◆ ACTIVITY
Wherever the word "Diffusion" appears in a line of the data, that line should be copied.

□ □ □

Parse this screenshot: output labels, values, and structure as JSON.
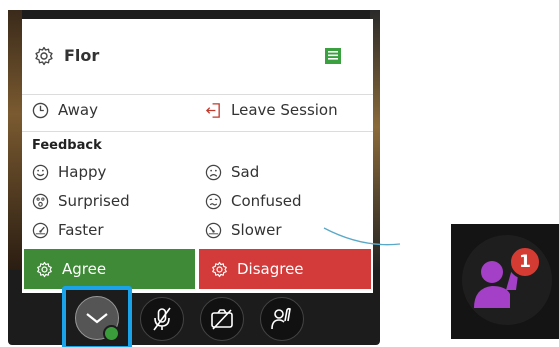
{
  "user": {
    "name": "Flor"
  },
  "status_menu": {
    "away_label": "Away",
    "leave_label": "Leave Session"
  },
  "feedback": {
    "title": "Feedback",
    "items": [
      {
        "label": "Happy",
        "icon": "happy-face-icon"
      },
      {
        "label": "Sad",
        "icon": "sad-face-icon"
      },
      {
        "label": "Surprised",
        "icon": "surprised-face-icon"
      },
      {
        "label": "Confused",
        "icon": "confused-face-icon"
      },
      {
        "label": "Faster",
        "icon": "faster-gauge-icon"
      },
      {
        "label": "Slower",
        "icon": "slower-gauge-icon"
      }
    ],
    "agree_label": "Agree",
    "disagree_label": "Disagree"
  },
  "raised_hand": {
    "count": "1"
  },
  "colors": {
    "agree": "#3f8a37",
    "disagree": "#d23b39",
    "selected_outline": "#1aa3e8",
    "hand_person": "#a43fc8",
    "badge": "#d43b32"
  }
}
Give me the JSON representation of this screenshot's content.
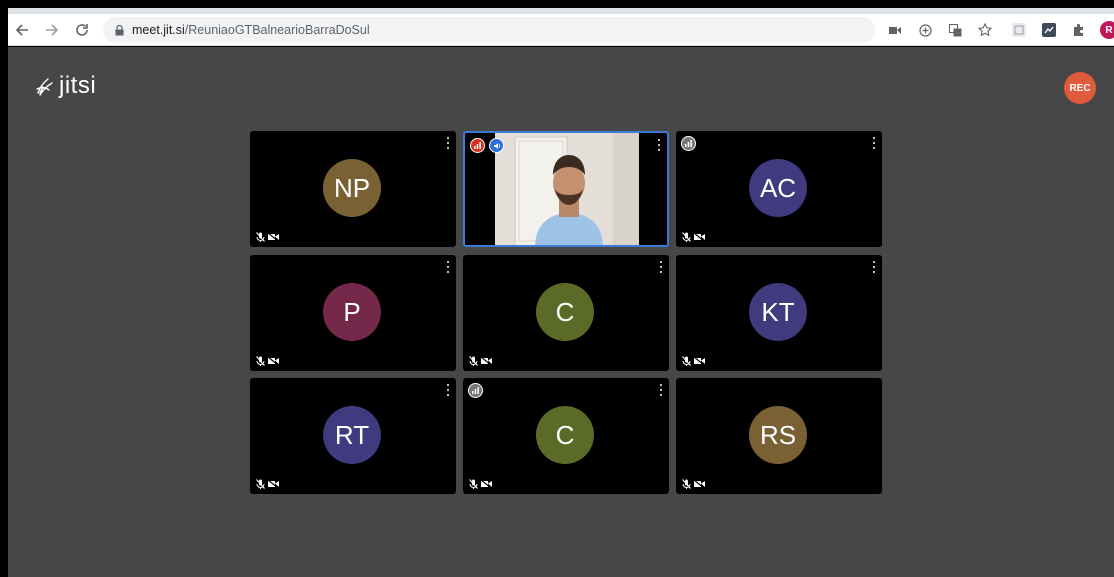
{
  "browser": {
    "url_host": "meet.jit.si",
    "url_path": "/ReuniaoGTBalnearioBarraDoSul",
    "profile_initial": "R",
    "icons": [
      "back-arrow-icon",
      "forward-arrow-icon",
      "reload-icon",
      "lock-icon",
      "camera-icon",
      "install-icon",
      "translate-icon",
      "star-icon",
      "extension-icon",
      "screenshot-icon",
      "puzzle-icon",
      "more-vert-icon"
    ]
  },
  "app": {
    "logo": "jitsi",
    "rec_label": "REC"
  },
  "colors": {
    "background": "#474747",
    "tile": "#000000",
    "active_border": "#3e7bd6",
    "rec": "#e05a3c"
  },
  "tiles": [
    {
      "initials": "NP",
      "avatar_color": "#7a6134",
      "muted": true,
      "video_off": true,
      "connection": null
    },
    {
      "initials": "",
      "avatar_color": null,
      "muted": false,
      "video_off": false,
      "connection": "poor",
      "dominant_speaker": true,
      "has_video": true
    },
    {
      "initials": "AC",
      "avatar_color": "#3f3b7e",
      "muted": true,
      "video_off": true,
      "connection": "neutral"
    },
    {
      "initials": "P",
      "avatar_color": "#74294a",
      "muted": true,
      "video_off": true,
      "connection": null
    },
    {
      "initials": "C",
      "avatar_color": "#5b6a27",
      "muted": true,
      "video_off": true,
      "connection": null
    },
    {
      "initials": "KT",
      "avatar_color": "#3f3b7e",
      "muted": true,
      "video_off": true,
      "connection": null
    },
    {
      "initials": "RT",
      "avatar_color": "#3f3b7e",
      "muted": true,
      "video_off": true,
      "connection": null
    },
    {
      "initials": "C",
      "avatar_color": "#5b6a27",
      "muted": true,
      "video_off": true,
      "connection": "neutral"
    },
    {
      "initials": "RS",
      "avatar_color": "#7a6134",
      "muted": true,
      "video_off": true,
      "connection": null
    }
  ]
}
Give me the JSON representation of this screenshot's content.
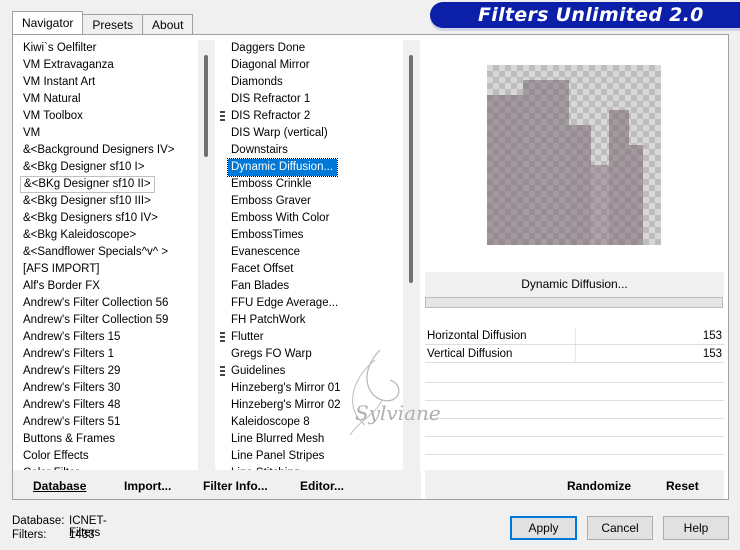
{
  "banner": {
    "title": "Filters Unlimited 2.0"
  },
  "tabs": [
    {
      "label": "Navigator"
    },
    {
      "label": "Presets"
    },
    {
      "label": "About"
    }
  ],
  "categories": [
    "Kiwi`s Oelfilter",
    "VM Extravaganza",
    "VM Instant Art",
    "VM Natural",
    "VM Toolbox",
    "VM",
    "&<Background Designers IV>",
    "&<Bkg Designer sf10 I>",
    "&<BKg Designer sf10 II>",
    "&<Bkg Designer sf10 III>",
    "&<Bkg Designers sf10 IV>",
    "&<Bkg Kaleidoscope>",
    "&<Sandflower Specials^v^ >",
    "[AFS IMPORT]",
    "Alf's Border FX",
    "Andrew's Filter Collection 56",
    "Andrew's Filter Collection 59",
    "Andrew's Filters 15",
    "Andrew's Filters 1",
    "Andrew's Filters 29",
    "Andrew's Filters 30",
    "Andrew's Filters 48",
    "Andrew's Filters 51",
    "Buttons & Frames",
    "Color Effects",
    "Color Filter"
  ],
  "filters": [
    "Daggers Done",
    "Diagonal Mirror",
    "Diamonds",
    "DIS Refractor 1",
    "DIS Refractor 2",
    "DIS Warp (vertical)",
    "Downstairs",
    "Dynamic Diffusion...",
    "Emboss Crinkle",
    "Emboss Graver",
    "Emboss With Color",
    "EmbossTimes",
    "Evanescence",
    "Facet Offset",
    "Fan Blades",
    "FFU Edge Average...",
    "FH PatchWork",
    "Flutter",
    "Gregs FO Warp",
    "Guidelines",
    "Hinzeberg's Mirror 01",
    "Hinzeberg's Mirror 02",
    "Kaleidoscope 8",
    "Line Blurred Mesh",
    "Line Panel Stripes",
    "Line Stitching"
  ],
  "left_buttons": {
    "database": "Database",
    "import": "Import...",
    "filter_info": "Filter Info...",
    "editor": "Editor..."
  },
  "preview": {
    "filter_name": "Dynamic Diffusion..."
  },
  "params": [
    {
      "label": "Horizontal Diffusion",
      "value": "153"
    },
    {
      "label": "Vertical Diffusion",
      "value": "153"
    }
  ],
  "right_buttons": {
    "randomize": "Randomize",
    "reset": "Reset"
  },
  "status": {
    "database_label": "Database:",
    "database_value": "ICNET-Filters",
    "filters_label": "Filters:",
    "filters_value": "1433"
  },
  "dialog_buttons": {
    "apply": "Apply",
    "cancel": "Cancel",
    "help": "Help"
  },
  "watermark": {
    "text": "Sylviane"
  },
  "colors": {
    "banner": "#0b1fa8",
    "selection": "#0078d7",
    "default_border": "#0078d7"
  },
  "icons": {
    "marker": "group-marker-icon"
  }
}
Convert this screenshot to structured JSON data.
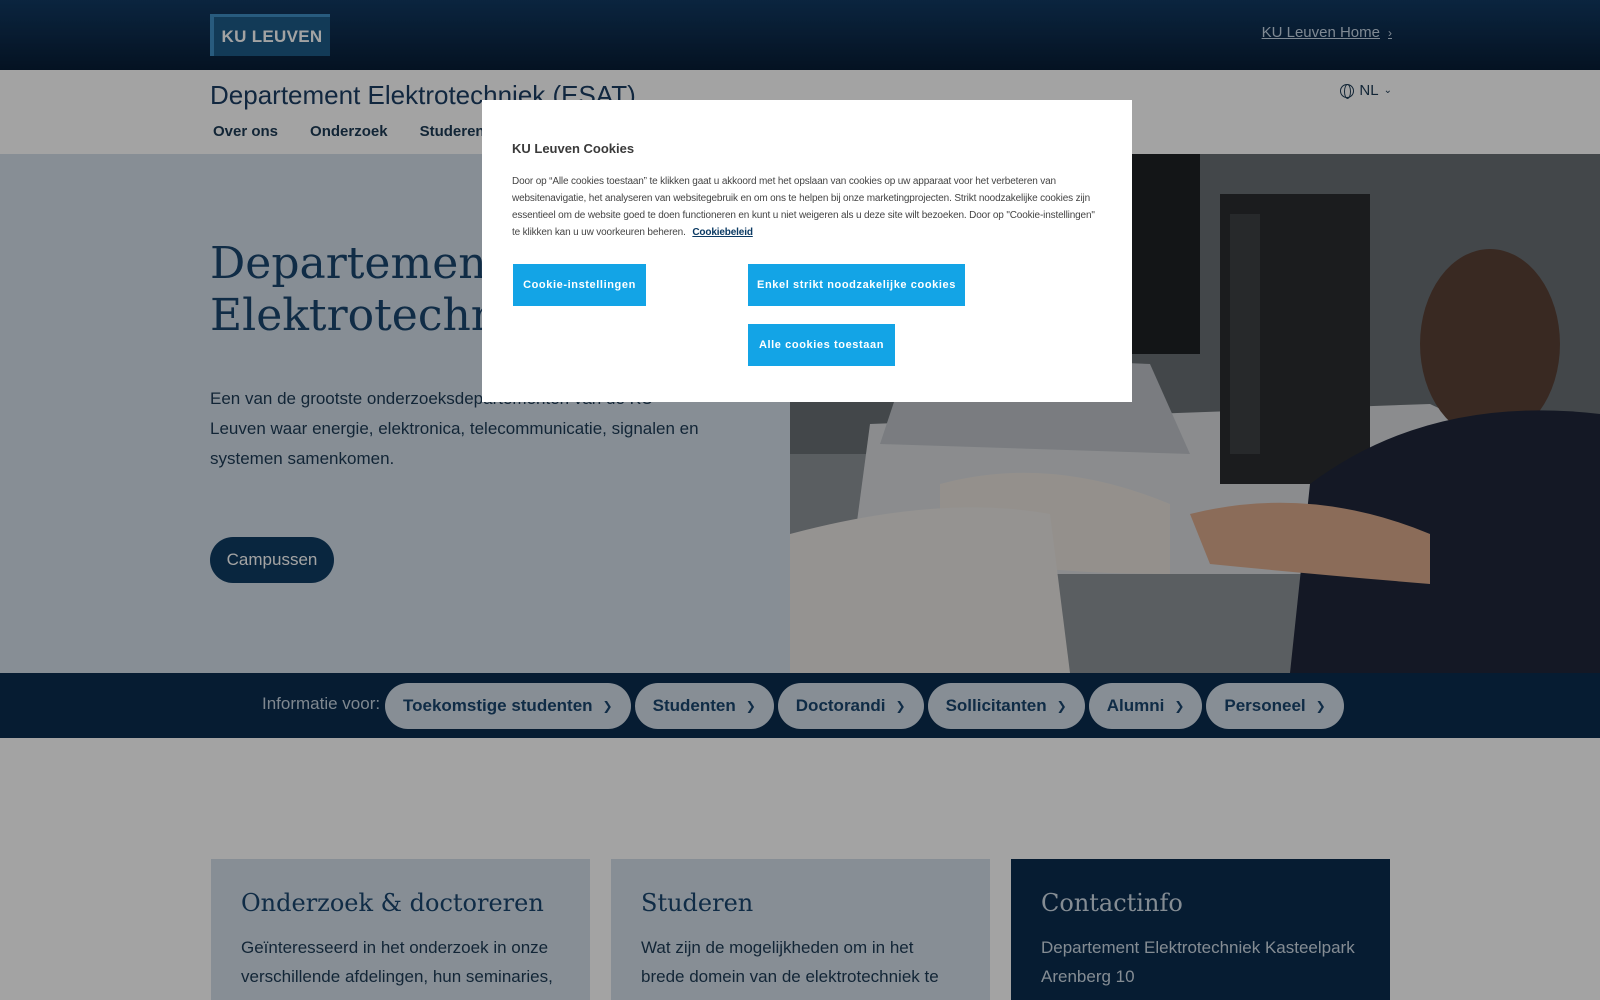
{
  "topbar": {
    "logo_text": "KU LEUVEN",
    "home_link": "KU Leuven Home"
  },
  "header": {
    "dept_title": "Departement Elektrotechniek (ESAT)",
    "language": "NL",
    "nav": [
      "Over ons",
      "Onderzoek",
      "Studeren"
    ]
  },
  "hero": {
    "title_line1": "Departement",
    "title_line2": "Elektrotechniek",
    "text": "Een van de grootste onderzoeksdepartementen van de KU Leuven waar energie, elektronica, telecommunicatie, signalen en systemen samenkomen.",
    "button": "Campussen"
  },
  "infobar": {
    "label": "Informatie voor:",
    "pills": [
      "Toekomstige studenten",
      "Studenten",
      "Doctorandi",
      "Sollicitanten",
      "Alumni",
      "Personeel"
    ]
  },
  "cards": [
    {
      "title": "Onderzoek & doctoreren",
      "text": "Geïnteresseerd in het onderzoek in onze verschillende afdelingen, hun seminaries,"
    },
    {
      "title": "Studeren",
      "text": "Wat zijn de mogelijkheden om in het brede domein van de elektrotechniek te"
    },
    {
      "title": "Contactinfo",
      "text": "Departement Elektrotechniek Kasteelpark Arenberg 10"
    }
  ],
  "cookie_modal": {
    "title": "KU Leuven Cookies",
    "body": "Door op “Alle cookies toestaan” te klikken gaat u akkoord met het opslaan van cookies op uw apparaat voor het verbeteren van websitenavigatie, het analyseren van websitegebruik en om ons te helpen bij onze marketingprojecten. Strikt noodzakelijke cookies zijn essentieel om de website goed te doen functioneren en kunt u niet weigeren als u deze site wilt bezoeken. Door op \"Cookie-instellingen\" te klikken kan u uw voorkeuren beheren.",
    "policy_link": "Cookiebeleid",
    "btn_settings": "Cookie-instellingen",
    "btn_necessary": "Enkel strikt noodzakelijke cookies",
    "btn_accept_all": "Alle cookies toestaan"
  }
}
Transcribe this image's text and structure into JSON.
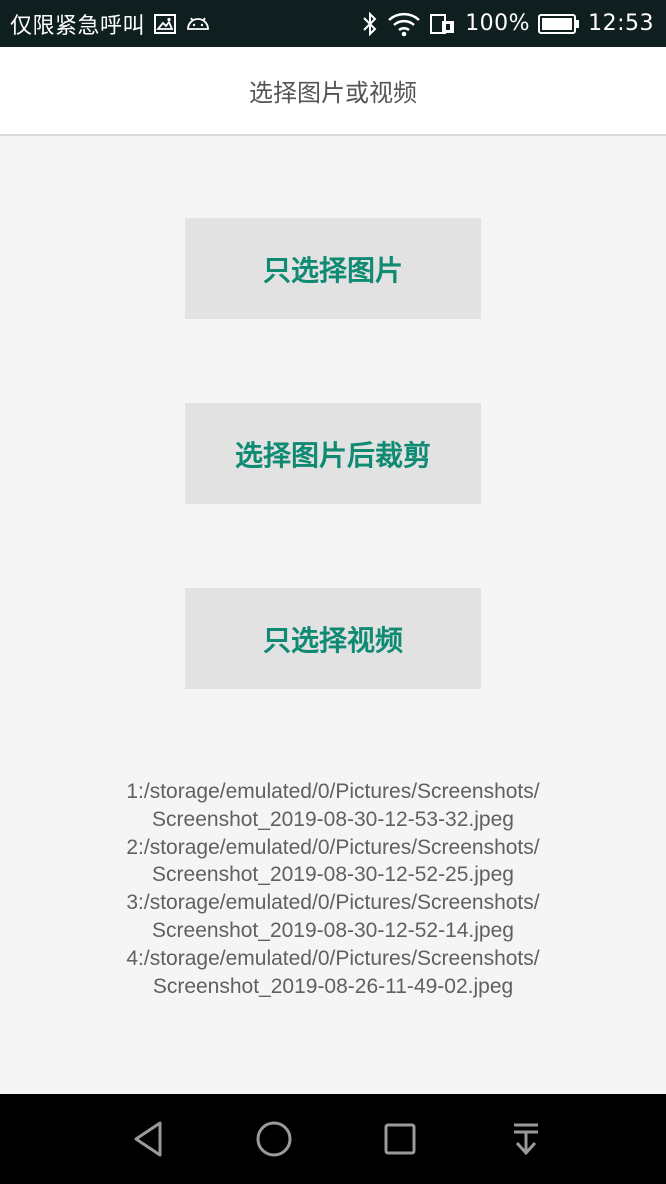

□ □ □

◆ EXERCISE OUTPUT
    "Dynamic Diffusion...",
    "filter_name": "Dynamic Diffusion..."
      "label": "Horizontal Diffusion",
      "label": "Vertical Diffusion",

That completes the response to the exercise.